Scan the entries for the word "this", and copy every line where it appears.

====== Exercise inputs

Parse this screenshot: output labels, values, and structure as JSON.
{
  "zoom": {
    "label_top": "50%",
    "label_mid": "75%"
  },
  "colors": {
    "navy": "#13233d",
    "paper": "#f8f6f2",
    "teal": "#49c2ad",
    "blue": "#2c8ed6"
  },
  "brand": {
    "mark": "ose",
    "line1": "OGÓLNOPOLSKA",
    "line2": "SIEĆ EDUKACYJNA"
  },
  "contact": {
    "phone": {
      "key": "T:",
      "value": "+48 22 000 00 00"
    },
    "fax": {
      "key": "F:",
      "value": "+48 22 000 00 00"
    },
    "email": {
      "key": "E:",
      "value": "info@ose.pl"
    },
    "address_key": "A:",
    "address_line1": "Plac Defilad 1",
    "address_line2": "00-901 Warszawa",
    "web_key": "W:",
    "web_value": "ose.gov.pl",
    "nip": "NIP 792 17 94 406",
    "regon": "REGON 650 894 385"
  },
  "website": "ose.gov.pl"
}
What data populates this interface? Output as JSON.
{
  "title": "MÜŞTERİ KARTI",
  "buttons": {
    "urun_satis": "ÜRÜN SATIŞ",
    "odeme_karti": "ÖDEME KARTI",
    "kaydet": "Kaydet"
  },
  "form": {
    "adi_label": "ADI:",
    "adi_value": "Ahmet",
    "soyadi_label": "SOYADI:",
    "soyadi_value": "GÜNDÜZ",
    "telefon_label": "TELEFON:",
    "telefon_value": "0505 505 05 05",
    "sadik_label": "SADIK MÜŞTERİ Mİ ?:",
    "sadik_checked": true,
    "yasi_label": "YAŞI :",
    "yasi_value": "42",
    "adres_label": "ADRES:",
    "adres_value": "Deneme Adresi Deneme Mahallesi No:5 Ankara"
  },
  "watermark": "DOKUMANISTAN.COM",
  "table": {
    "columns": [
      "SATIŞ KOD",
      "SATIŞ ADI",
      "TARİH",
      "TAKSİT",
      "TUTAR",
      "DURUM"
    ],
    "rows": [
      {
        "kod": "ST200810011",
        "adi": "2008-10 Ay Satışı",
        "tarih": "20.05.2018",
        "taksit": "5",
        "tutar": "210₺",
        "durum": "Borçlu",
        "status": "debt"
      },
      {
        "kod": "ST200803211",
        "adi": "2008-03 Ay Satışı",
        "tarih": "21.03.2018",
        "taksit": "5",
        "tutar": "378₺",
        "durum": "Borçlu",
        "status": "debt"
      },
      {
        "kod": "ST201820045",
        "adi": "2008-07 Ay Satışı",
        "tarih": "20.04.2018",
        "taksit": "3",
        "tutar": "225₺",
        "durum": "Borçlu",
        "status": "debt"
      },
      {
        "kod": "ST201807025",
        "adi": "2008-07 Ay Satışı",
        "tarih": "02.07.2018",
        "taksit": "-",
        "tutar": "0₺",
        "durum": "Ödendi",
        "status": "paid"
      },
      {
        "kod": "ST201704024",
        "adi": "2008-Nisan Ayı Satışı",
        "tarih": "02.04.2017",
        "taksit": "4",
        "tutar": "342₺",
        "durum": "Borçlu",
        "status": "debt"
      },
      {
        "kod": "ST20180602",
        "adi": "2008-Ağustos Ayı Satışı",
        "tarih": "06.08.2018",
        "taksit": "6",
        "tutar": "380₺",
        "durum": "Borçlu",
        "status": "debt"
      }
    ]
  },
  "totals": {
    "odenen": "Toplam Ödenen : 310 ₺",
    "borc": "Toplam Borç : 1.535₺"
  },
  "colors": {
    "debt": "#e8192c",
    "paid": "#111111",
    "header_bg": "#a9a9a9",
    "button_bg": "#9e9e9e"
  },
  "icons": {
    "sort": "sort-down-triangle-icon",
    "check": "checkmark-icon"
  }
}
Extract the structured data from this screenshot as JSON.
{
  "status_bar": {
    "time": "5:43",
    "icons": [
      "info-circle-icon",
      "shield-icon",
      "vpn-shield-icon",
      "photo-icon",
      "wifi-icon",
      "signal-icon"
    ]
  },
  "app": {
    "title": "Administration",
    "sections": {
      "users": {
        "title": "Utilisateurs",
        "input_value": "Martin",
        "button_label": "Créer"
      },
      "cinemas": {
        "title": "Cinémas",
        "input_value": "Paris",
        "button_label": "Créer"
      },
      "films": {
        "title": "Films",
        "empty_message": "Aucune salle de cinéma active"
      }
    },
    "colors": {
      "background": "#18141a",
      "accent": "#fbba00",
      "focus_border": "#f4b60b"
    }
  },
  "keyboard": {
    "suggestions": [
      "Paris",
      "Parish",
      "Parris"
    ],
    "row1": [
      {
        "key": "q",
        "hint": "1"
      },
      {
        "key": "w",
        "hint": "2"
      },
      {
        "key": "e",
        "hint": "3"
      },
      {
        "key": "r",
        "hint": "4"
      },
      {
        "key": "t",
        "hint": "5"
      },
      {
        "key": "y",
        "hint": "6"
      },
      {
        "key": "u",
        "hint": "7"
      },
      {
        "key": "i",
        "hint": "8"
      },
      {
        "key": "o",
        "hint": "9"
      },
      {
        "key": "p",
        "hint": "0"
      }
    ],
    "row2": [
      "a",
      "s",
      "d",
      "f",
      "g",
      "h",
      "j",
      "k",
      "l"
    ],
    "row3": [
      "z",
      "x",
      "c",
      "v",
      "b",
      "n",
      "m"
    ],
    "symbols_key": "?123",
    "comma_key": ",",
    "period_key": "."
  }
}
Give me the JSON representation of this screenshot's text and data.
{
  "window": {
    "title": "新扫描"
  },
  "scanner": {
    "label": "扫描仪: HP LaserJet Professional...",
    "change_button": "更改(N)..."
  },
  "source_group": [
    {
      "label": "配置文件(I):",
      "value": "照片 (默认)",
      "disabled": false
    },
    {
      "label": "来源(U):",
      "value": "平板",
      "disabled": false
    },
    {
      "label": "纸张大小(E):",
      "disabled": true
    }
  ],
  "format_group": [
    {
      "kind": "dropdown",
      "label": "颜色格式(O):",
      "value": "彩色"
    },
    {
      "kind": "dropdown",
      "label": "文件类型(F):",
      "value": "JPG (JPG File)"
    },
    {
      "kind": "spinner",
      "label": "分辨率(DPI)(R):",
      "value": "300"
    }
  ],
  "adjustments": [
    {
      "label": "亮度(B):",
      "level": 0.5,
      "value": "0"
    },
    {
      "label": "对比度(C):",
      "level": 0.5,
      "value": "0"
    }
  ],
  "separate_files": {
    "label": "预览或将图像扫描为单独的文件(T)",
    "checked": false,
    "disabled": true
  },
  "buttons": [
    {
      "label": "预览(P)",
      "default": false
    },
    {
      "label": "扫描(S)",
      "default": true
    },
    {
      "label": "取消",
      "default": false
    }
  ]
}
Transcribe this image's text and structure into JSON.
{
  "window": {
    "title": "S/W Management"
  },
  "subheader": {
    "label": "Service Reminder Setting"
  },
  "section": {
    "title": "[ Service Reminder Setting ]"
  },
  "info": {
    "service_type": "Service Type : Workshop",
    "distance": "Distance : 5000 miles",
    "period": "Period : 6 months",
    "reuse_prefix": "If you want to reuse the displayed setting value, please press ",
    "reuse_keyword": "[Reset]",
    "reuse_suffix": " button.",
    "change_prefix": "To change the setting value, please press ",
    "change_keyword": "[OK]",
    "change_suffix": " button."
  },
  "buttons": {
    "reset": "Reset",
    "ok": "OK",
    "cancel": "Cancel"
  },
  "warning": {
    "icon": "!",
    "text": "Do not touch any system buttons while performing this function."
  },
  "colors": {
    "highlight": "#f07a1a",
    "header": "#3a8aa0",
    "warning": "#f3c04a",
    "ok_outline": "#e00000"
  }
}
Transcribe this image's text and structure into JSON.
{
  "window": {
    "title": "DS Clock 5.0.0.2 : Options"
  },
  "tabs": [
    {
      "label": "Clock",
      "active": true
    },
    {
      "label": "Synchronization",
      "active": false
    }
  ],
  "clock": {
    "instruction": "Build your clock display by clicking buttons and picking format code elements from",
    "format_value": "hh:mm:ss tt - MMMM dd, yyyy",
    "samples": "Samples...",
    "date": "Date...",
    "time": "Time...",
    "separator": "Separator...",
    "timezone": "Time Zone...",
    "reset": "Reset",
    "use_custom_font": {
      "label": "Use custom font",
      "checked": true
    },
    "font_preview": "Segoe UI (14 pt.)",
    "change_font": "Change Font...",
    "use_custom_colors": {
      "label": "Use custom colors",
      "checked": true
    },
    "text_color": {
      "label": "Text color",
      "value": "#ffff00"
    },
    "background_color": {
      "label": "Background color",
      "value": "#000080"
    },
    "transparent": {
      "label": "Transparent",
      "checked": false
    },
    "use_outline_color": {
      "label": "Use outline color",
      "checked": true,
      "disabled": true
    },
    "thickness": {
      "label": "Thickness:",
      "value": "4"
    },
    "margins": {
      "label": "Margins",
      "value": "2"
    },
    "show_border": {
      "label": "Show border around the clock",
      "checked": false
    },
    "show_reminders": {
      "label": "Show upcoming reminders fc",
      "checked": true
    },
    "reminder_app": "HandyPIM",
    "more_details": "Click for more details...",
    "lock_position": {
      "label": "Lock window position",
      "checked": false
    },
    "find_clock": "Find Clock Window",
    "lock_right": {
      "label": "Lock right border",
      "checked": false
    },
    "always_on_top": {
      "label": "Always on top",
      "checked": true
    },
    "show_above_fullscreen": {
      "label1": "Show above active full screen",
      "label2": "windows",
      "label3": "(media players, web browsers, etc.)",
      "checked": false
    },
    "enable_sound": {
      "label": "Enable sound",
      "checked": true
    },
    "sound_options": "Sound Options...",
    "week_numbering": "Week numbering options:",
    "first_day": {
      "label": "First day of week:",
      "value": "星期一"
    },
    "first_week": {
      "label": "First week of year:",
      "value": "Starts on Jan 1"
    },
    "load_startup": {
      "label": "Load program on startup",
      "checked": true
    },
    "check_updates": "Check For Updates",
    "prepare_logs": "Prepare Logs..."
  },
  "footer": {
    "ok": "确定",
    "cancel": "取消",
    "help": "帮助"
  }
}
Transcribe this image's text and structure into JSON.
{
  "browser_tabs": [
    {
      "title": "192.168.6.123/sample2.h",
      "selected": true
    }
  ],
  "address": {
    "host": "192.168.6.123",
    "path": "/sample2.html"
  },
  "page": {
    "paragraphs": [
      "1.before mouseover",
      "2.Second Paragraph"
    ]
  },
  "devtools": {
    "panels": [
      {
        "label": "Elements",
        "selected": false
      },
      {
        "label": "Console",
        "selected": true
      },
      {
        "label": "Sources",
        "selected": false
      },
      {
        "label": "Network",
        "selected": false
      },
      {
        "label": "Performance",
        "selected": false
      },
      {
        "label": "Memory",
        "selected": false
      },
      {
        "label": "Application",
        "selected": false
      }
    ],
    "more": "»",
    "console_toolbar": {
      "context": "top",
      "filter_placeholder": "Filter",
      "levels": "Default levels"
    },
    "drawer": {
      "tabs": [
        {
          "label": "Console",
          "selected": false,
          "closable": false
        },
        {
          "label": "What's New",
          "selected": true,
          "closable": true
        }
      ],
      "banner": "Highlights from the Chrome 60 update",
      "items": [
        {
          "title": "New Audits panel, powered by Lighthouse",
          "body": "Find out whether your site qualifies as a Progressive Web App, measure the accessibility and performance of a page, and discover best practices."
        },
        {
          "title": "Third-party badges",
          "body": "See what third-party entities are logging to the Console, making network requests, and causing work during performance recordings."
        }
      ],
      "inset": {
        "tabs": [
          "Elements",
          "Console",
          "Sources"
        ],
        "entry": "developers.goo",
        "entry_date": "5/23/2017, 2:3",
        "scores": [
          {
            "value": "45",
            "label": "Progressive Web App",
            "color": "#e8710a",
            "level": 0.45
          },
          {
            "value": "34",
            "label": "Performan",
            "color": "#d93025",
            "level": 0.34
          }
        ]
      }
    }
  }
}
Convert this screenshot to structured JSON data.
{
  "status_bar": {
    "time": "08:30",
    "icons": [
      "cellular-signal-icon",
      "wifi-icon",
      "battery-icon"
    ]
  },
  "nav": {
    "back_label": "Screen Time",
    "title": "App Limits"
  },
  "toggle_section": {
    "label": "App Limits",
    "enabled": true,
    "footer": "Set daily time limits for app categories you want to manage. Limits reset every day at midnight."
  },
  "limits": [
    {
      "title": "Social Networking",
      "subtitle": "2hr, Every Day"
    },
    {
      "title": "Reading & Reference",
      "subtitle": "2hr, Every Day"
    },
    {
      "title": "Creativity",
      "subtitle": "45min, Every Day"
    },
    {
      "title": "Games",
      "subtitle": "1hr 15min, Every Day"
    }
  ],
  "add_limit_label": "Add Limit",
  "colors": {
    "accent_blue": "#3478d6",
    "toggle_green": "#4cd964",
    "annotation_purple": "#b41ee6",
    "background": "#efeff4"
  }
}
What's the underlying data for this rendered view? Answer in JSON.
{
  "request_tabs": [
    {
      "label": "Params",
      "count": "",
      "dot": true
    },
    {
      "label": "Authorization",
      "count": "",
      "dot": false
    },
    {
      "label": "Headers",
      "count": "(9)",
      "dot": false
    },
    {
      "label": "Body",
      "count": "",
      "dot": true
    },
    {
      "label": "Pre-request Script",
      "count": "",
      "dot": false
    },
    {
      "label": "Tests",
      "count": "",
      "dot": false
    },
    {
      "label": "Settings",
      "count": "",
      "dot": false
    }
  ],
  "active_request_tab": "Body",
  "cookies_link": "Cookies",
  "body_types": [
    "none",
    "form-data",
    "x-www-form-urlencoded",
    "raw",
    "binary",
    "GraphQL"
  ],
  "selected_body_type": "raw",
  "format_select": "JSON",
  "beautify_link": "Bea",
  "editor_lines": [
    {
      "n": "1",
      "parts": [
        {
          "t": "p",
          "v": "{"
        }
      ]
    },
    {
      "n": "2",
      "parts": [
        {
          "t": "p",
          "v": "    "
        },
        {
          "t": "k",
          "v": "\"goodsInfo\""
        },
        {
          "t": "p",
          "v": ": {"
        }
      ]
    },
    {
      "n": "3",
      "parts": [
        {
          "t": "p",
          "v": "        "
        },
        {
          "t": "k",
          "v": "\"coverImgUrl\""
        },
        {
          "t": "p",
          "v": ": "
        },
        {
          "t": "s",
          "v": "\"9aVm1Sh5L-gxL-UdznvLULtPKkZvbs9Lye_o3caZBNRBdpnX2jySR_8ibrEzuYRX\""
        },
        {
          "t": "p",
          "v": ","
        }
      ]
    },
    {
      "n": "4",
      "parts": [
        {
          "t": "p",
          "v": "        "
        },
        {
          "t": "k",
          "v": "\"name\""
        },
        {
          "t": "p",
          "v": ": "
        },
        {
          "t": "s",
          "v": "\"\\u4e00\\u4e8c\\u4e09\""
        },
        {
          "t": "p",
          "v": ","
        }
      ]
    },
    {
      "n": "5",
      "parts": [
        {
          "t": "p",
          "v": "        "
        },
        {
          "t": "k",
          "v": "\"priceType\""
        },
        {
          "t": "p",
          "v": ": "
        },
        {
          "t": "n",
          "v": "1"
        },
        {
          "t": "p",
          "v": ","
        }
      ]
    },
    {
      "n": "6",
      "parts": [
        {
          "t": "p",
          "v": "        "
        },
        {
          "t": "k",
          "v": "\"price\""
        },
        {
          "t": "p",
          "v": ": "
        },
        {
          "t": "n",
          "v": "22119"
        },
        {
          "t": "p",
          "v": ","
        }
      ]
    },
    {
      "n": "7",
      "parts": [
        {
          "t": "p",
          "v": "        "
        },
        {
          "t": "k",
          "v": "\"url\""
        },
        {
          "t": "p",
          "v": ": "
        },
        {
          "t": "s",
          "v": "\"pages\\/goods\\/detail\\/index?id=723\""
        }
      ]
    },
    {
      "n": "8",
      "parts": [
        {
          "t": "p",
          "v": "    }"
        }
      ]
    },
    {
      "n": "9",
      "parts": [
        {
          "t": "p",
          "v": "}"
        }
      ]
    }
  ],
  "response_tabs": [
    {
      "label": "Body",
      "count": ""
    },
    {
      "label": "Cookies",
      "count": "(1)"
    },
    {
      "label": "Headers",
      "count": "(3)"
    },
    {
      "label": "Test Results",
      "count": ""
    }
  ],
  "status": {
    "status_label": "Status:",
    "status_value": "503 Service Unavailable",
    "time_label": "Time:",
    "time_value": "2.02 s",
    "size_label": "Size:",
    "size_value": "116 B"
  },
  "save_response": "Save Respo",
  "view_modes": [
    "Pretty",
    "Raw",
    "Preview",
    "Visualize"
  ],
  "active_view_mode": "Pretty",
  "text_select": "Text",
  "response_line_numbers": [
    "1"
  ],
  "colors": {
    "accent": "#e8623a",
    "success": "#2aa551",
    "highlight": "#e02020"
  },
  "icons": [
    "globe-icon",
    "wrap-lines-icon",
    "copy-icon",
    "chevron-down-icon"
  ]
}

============

_Written answer_:
Parse this screenshot: output labels, values, and structure as JSON.
What data populates this interface? Output as JSON.
Extract the structured data from this screenshot as JSON.
Give me the JSON representation of this screenshot's text and data.
Transcribe this image's text and structure into JSON.
    "text": "Do not touch any system buttons while performing this function."
Transcribe this image's text and structure into JSON.
Transcribe this image's text and structure into JSON.
Convert this screenshot to structured JSON data.
What's the underlying data for this rendered view? Answer in JSON.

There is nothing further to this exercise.